4. What are the consequences of this decision for Iceland?

In most ECtHR judgments, the country found to have violated human rights is ordered to pay monetary compensation to the applicant. This is not the case with this judgment, as the court established that the finding of a violation itself was just and fair compensation to the applicant. Iceland is expected to implement the judgment and adjust its approach to judicial appointments.

5. How are the ECtHR judgments handled in Europe?

Countries that fall under the jurisdiction of the ECtHR must change their laws and policies to permanently remove the human rights violations found by the Court. However, 43% of ECtHR judgments on leading cases - those which reveal a new structural or systemic problem - across Europe remain unimplemented according to the European Implementation Network. This number is higher in certain countries. In Hungary for example, 75% of leading ECtHR decisions have not been implemented. In Italy, that number is at 57%.

Germany, which will chair the Council of Europe until May 2021, has pledged to focus on the implementation of ECtHR judgments as one of its priorities.

6. Are there other important rule of law cases pending at the ECtHR?

The Strasbourg court has several pending cases concerning the rule of law on its agenda. The cases include Broda v Poland and Bojara v Poland, which concern Polish judges who were removed from their positions as vice-presidents of the Regional Court in Katowice and Xero Flor sp. z o.o. v Poland, concerning the legality of the appointment of Polish Constitutional Tribunal judges.

The latter case, in particular, is expected to see the Strasbourg court apply the Iceland test, as the applicant claims that the judges presiding over the case were appointed in a way that violated Polish law and thus the European Convention on Human Rights as well. The Iceland case may have opened the door to stronger pushback by the Strasbourg court against the dismantling of judiciary independence.
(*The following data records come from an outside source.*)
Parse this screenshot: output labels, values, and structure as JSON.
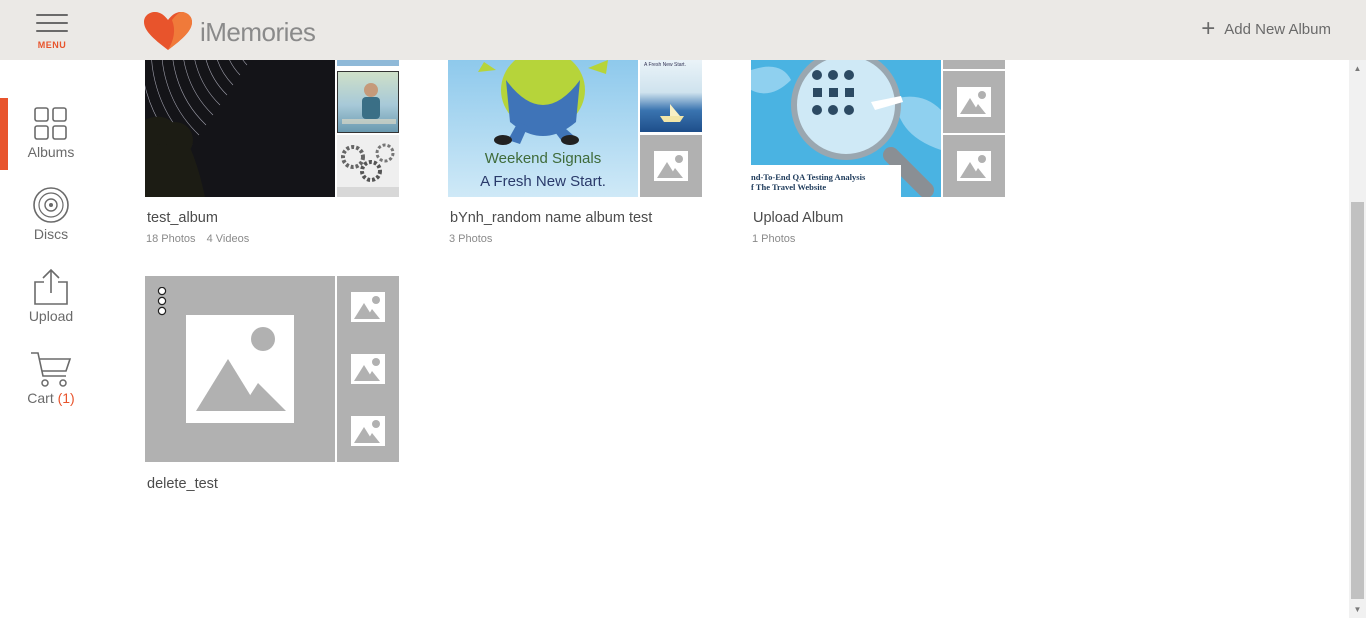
{
  "header": {
    "menu_label": "MENU",
    "brand": "iMemories",
    "add_album_label": "Add New Album"
  },
  "sidebar": {
    "items": [
      {
        "label": "Albums",
        "icon": "grid-icon",
        "active": true
      },
      {
        "label": "Discs",
        "icon": "disc-icon",
        "active": false
      },
      {
        "label": "Upload",
        "icon": "upload-icon",
        "active": false
      },
      {
        "label": "Cart",
        "icon": "cart-icon",
        "active": false,
        "count": "(1)"
      }
    ]
  },
  "albums": [
    {
      "title": "test_album",
      "photos": "18 Photos",
      "videos": "4 Videos"
    },
    {
      "title": "bYnh_random name album test",
      "photos": "3 Photos",
      "cover_caption_line1": "Weekend Signals",
      "cover_caption_line2": "A Fresh New Start.",
      "thumb_caption": "A Fresh New Start."
    },
    {
      "title": "Upload Album",
      "photos": "1 Photos",
      "cover_caption_line1": "nd-To-End QA Testing Analysis",
      "cover_caption_line2": "f The Travel Website"
    },
    {
      "title": "delete_test"
    }
  ],
  "colors": {
    "accent": "#e8542c",
    "header_bg": "#ebe9e6",
    "placeholder_bg": "#b1b1b1"
  }
}
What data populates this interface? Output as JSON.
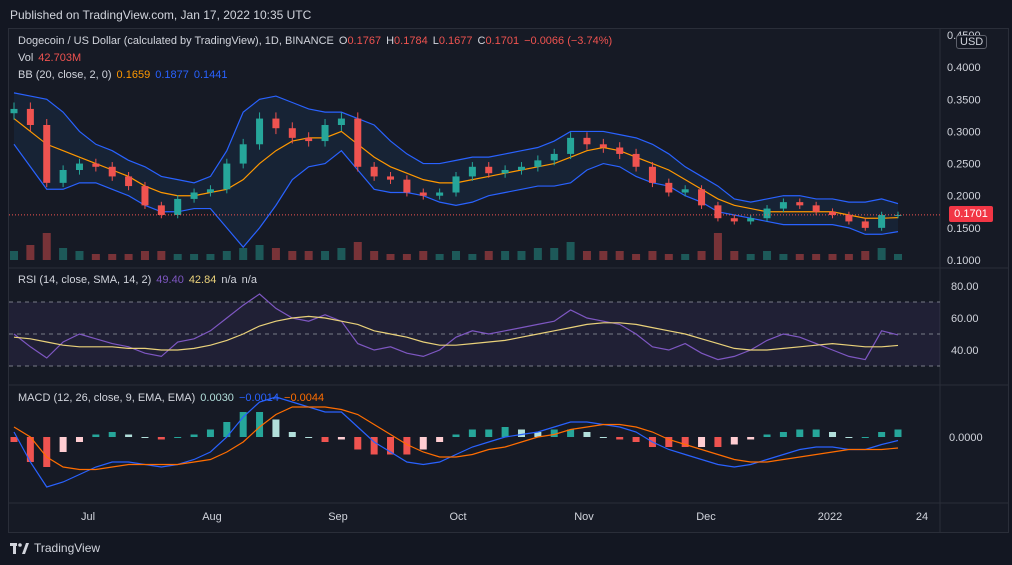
{
  "header": {
    "published": "Published on TradingView.com, Jan 17, 2022 10:35 UTC"
  },
  "footer": {
    "brand": "TradingView"
  },
  "colors": {
    "up": "#26a69a",
    "down": "#ef5350",
    "bb_basis": "#ff9800",
    "bb_band": "#2962ff",
    "rsi": "#7e57c2",
    "rsi_ma": "#e9d17a",
    "macd": "#2962ff",
    "signal": "#ff6d00"
  },
  "legend": {
    "main": {
      "title": "Dogecoin / US Dollar (calculated by TradingView), 1D, BINANCE",
      "o_lab": "O",
      "o": "0.1767",
      "h_lab": "H",
      "h": "0.1784",
      "l_lab": "L",
      "l": "0.1677",
      "c_lab": "C",
      "c": "0.1701",
      "chg": "−0.0066 (−3.74%)"
    },
    "vol": {
      "label": "Vol",
      "value": "42.703M"
    },
    "bb": {
      "label": "BB (20, close, 2, 0)",
      "basis": "0.1659",
      "upper": "0.1877",
      "lower": "0.1441"
    },
    "rsi": {
      "label": "RSI (14, close, SMA, 14, 2)",
      "rsi": "49.40",
      "ma": "42.84",
      "na1": "n/a",
      "na2": "n/a"
    },
    "macd": {
      "label": "MACD (12, 26, close, 9, EMA, EMA)",
      "hist": "0.0030",
      "macd": "−0.0014",
      "signal": "−0.0044"
    }
  },
  "price_scale": {
    "currency": "USD",
    "last_price": "0.1701"
  },
  "chart_data": [
    {
      "type": "candlestick",
      "title": "Dogecoin / US Dollar, 1D, BINANCE",
      "x": [
        "Jun 17",
        "Jun 21",
        "Jun 25",
        "Jun 29",
        "Jul 3",
        "Jul 7",
        "Jul 11",
        "Jul 15",
        "Jul 19",
        "Jul 23",
        "Jul 27",
        "Jul 31",
        "Aug 4",
        "Aug 8",
        "Aug 12",
        "Aug 16",
        "Aug 20",
        "Aug 24",
        "Aug 28",
        "Sep 1",
        "Sep 5",
        "Sep 9",
        "Sep 13",
        "Sep 17",
        "Sep 21",
        "Sep 25",
        "Sep 29",
        "Oct 3",
        "Oct 7",
        "Oct 11",
        "Oct 15",
        "Oct 19",
        "Oct 23",
        "Oct 27",
        "Oct 31",
        "Nov 4",
        "Nov 8",
        "Nov 12",
        "Nov 16",
        "Nov 20",
        "Nov 24",
        "Nov 28",
        "Dec 2",
        "Dec 6",
        "Dec 10",
        "Dec 14",
        "Dec 18",
        "Dec 22",
        "Dec 26",
        "Dec 30",
        "Jan 3",
        "Jan 7",
        "Jan 11",
        "Jan 15",
        "Jan 17"
      ],
      "close": [
        0.335,
        0.31,
        0.22,
        0.24,
        0.25,
        0.245,
        0.23,
        0.215,
        0.185,
        0.17,
        0.195,
        0.205,
        0.21,
        0.25,
        0.28,
        0.32,
        0.305,
        0.29,
        0.285,
        0.31,
        0.32,
        0.245,
        0.23,
        0.225,
        0.205,
        0.2,
        0.205,
        0.23,
        0.245,
        0.235,
        0.24,
        0.245,
        0.255,
        0.265,
        0.29,
        0.28,
        0.275,
        0.265,
        0.245,
        0.22,
        0.205,
        0.21,
        0.185,
        0.165,
        0.16,
        0.165,
        0.18,
        0.19,
        0.185,
        0.175,
        0.17,
        0.16,
        0.15,
        0.17,
        0.1701
      ],
      "volume_rel": [
        0.3,
        0.5,
        0.9,
        0.4,
        0.3,
        0.2,
        0.2,
        0.2,
        0.3,
        0.3,
        0.2,
        0.2,
        0.2,
        0.3,
        0.4,
        0.5,
        0.4,
        0.3,
        0.3,
        0.3,
        0.4,
        0.6,
        0.3,
        0.2,
        0.2,
        0.3,
        0.2,
        0.3,
        0.2,
        0.3,
        0.3,
        0.3,
        0.4,
        0.4,
        0.6,
        0.3,
        0.3,
        0.3,
        0.2,
        0.3,
        0.2,
        0.2,
        0.3,
        0.9,
        0.3,
        0.2,
        0.3,
        0.2,
        0.2,
        0.2,
        0.2,
        0.2,
        0.3,
        0.4,
        0.2
      ],
      "bb_upper": [
        0.36,
        0.355,
        0.35,
        0.33,
        0.3,
        0.28,
        0.27,
        0.255,
        0.245,
        0.23,
        0.225,
        0.22,
        0.23,
        0.27,
        0.33,
        0.35,
        0.355,
        0.345,
        0.335,
        0.33,
        0.33,
        0.32,
        0.31,
        0.285,
        0.265,
        0.25,
        0.25,
        0.255,
        0.26,
        0.26,
        0.265,
        0.27,
        0.275,
        0.285,
        0.3,
        0.3,
        0.3,
        0.295,
        0.29,
        0.28,
        0.265,
        0.245,
        0.23,
        0.215,
        0.195,
        0.19,
        0.195,
        0.2,
        0.2,
        0.195,
        0.195,
        0.19,
        0.19,
        0.195,
        0.1877
      ],
      "bb_basis": [
        0.32,
        0.3,
        0.28,
        0.27,
        0.26,
        0.25,
        0.24,
        0.23,
        0.215,
        0.205,
        0.2,
        0.2,
        0.205,
        0.21,
        0.225,
        0.25,
        0.27,
        0.285,
        0.29,
        0.29,
        0.3,
        0.28,
        0.26,
        0.245,
        0.235,
        0.225,
        0.22,
        0.22,
        0.225,
        0.23,
        0.235,
        0.24,
        0.245,
        0.25,
        0.26,
        0.27,
        0.275,
        0.27,
        0.26,
        0.25,
        0.24,
        0.225,
        0.21,
        0.195,
        0.185,
        0.18,
        0.175,
        0.175,
        0.175,
        0.175,
        0.175,
        0.17,
        0.165,
        0.165,
        0.1659
      ],
      "bb_lower": [
        0.28,
        0.245,
        0.21,
        0.21,
        0.22,
        0.22,
        0.21,
        0.2,
        0.185,
        0.175,
        0.175,
        0.18,
        0.18,
        0.15,
        0.12,
        0.15,
        0.185,
        0.225,
        0.245,
        0.25,
        0.27,
        0.24,
        0.21,
        0.205,
        0.205,
        0.2,
        0.19,
        0.185,
        0.19,
        0.2,
        0.205,
        0.21,
        0.215,
        0.215,
        0.22,
        0.24,
        0.25,
        0.245,
        0.23,
        0.22,
        0.215,
        0.2,
        0.19,
        0.175,
        0.17,
        0.165,
        0.16,
        0.155,
        0.155,
        0.155,
        0.155,
        0.15,
        0.14,
        0.14,
        0.1441
      ],
      "ylim": [
        0.1,
        0.45
      ],
      "y_ticks": [
        "0.1000",
        "0.1500",
        "0.2000",
        "0.2500",
        "0.3000",
        "0.3500",
        "0.4000",
        "0.4500"
      ],
      "x_tick_labels": [
        "Jul",
        "Aug",
        "Sep",
        "Oct",
        "Nov",
        "Dec",
        "2022",
        "24"
      ]
    },
    {
      "type": "line",
      "title": "RSI (14, close, SMA, 14, 2)",
      "series": [
        {
          "values": [
            50,
            42,
            35,
            45,
            50,
            47,
            44,
            42,
            38,
            36,
            45,
            47,
            52,
            60,
            68,
            75,
            66,
            60,
            58,
            62,
            58,
            44,
            40,
            42,
            38,
            36,
            40,
            48,
            52,
            50,
            52,
            54,
            56,
            58,
            65,
            60,
            58,
            56,
            50,
            42,
            40,
            44,
            38,
            34,
            36,
            40,
            46,
            50,
            48,
            44,
            40,
            36,
            34,
            52,
            49.4
          ]
        },
        {
          "values": [
            48,
            47,
            45,
            43,
            42,
            42,
            42,
            41,
            41,
            40,
            40,
            41,
            43,
            46,
            50,
            55,
            58,
            60,
            61,
            60,
            58,
            56,
            52,
            50,
            48,
            45,
            43,
            43,
            44,
            45,
            46,
            48,
            50,
            52,
            54,
            56,
            57,
            57,
            56,
            54,
            52,
            50,
            47,
            44,
            41,
            40,
            40,
            41,
            42,
            43,
            44,
            43,
            42,
            42,
            42.84
          ]
        }
      ],
      "y_ticks": [
        "40.00",
        "60.00",
        "80.00"
      ]
    },
    {
      "type": "line",
      "title": "MACD (12, 26, close, 9, EMA, EMA)",
      "series": [
        {
          "values": [
            0.002,
            -0.01,
            -0.02,
            -0.018,
            -0.015,
            -0.012,
            -0.01,
            -0.01,
            -0.011,
            -0.012,
            -0.011,
            -0.009,
            -0.006,
            0,
            0.008,
            0.014,
            0.016,
            0.014,
            0.012,
            0.01,
            0.01,
            0.004,
            -0.002,
            -0.006,
            -0.01,
            -0.011,
            -0.01,
            -0.007,
            -0.004,
            -0.002,
            0,
            0.001,
            0.002,
            0.004,
            0.006,
            0.006,
            0.005,
            0.004,
            0.002,
            -0.002,
            -0.005,
            -0.007,
            -0.009,
            -0.011,
            -0.012,
            -0.011,
            -0.009,
            -0.007,
            -0.005,
            -0.004,
            -0.004,
            -0.005,
            -0.005,
            -0.003,
            -0.0014
          ]
        },
        {
          "values": [
            0.004,
            0,
            -0.008,
            -0.012,
            -0.013,
            -0.013,
            -0.012,
            -0.011,
            -0.011,
            -0.011,
            -0.011,
            -0.01,
            -0.009,
            -0.006,
            -0.002,
            0.004,
            0.009,
            0.012,
            0.012,
            0.012,
            0.011,
            0.009,
            0.005,
            0.001,
            -0.003,
            -0.006,
            -0.008,
            -0.008,
            -0.007,
            -0.005,
            -0.004,
            -0.002,
            0,
            0.001,
            0.003,
            0.004,
            0.005,
            0.005,
            0.004,
            0.002,
            -0.001,
            -0.003,
            -0.005,
            -0.007,
            -0.009,
            -0.01,
            -0.01,
            -0.009,
            -0.008,
            -0.007,
            -0.006,
            -0.005,
            -0.005,
            -0.005,
            -0.0044
          ]
        }
      ],
      "y_ticks": [
        "0.0000"
      ]
    }
  ]
}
Democracy Reporting International (DRI) works to improve public understanding of the rule of law in the EU as part of the re:constitution programme funded by Stiftung Mercator. Sign up to DRI’s newsletter and follow us on Facebook and Twitter to find out more about the rule of law in Europe.Photo credit: Government of Iceland